The fight for the Khimki mayoral post promises to be a tough on. The race already features some 20 registered candidates, including heavyweights like Oleg Mitvol, the former deputy head of the state environmental agency, and Yevgeniya Chirikova, an environmental activist and figurehead in recent street protests.

In 2009, Chirikova launched Khimki into headlines in Russia and abroad when she published a video addressed to Vladimir Putin. In it, she urged him consider how the construction of a highway between the cities of Moscow and St. Petersburg was threatening a small forest used by Khimki residents for recreation. The campaign broadened, and the term ‘Khimki Forest’ soon became a euphemism for a righteous-yet-insignificant cause, or for an excessively advertised political campaign.

Analysts see the coming mayoral election in Khimki as an important test for Russia’s new elections legislation.

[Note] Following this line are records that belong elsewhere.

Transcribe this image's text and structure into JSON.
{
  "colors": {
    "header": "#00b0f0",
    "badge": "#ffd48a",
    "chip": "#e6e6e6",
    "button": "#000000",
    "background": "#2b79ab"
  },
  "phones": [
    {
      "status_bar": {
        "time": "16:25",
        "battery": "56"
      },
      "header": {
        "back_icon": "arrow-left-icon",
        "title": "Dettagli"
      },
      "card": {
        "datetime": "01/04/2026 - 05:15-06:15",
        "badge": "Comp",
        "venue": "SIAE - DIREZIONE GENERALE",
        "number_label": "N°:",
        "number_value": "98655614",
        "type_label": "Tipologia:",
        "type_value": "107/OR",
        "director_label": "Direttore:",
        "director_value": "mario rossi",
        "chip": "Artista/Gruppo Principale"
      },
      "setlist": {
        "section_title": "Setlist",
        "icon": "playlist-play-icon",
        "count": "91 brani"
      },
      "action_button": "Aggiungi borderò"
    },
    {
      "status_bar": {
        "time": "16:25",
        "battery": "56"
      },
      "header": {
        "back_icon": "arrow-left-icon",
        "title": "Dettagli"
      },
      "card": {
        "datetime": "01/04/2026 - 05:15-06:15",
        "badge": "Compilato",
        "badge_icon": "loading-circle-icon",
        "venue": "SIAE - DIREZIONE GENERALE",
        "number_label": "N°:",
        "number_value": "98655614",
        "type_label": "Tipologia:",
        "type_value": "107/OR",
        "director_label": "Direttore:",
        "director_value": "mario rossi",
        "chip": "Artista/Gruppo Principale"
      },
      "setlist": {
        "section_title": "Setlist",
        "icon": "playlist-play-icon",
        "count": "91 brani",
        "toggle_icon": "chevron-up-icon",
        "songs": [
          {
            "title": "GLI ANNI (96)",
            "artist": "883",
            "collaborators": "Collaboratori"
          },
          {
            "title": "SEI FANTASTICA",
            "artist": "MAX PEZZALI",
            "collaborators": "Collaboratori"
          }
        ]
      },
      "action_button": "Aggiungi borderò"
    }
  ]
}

Still, they can’t fully explain things like Spider’s candidacy.

“I do not think that there is someone behind this man, it is probably his own initiative,” political analyst Segrey Markov told the Izvestiya daily newspaper. “Artists are unpredictable, but they follow the news and try to be trendy, and active participation in politics is the main trend today.”

Chirikova, however, slammed Troitskiy’s foray into the race as “absolute stupidity,” and said that it was being done “to dumb the people and to distract them from real problems.” She did not specify who she believed to be behind the move.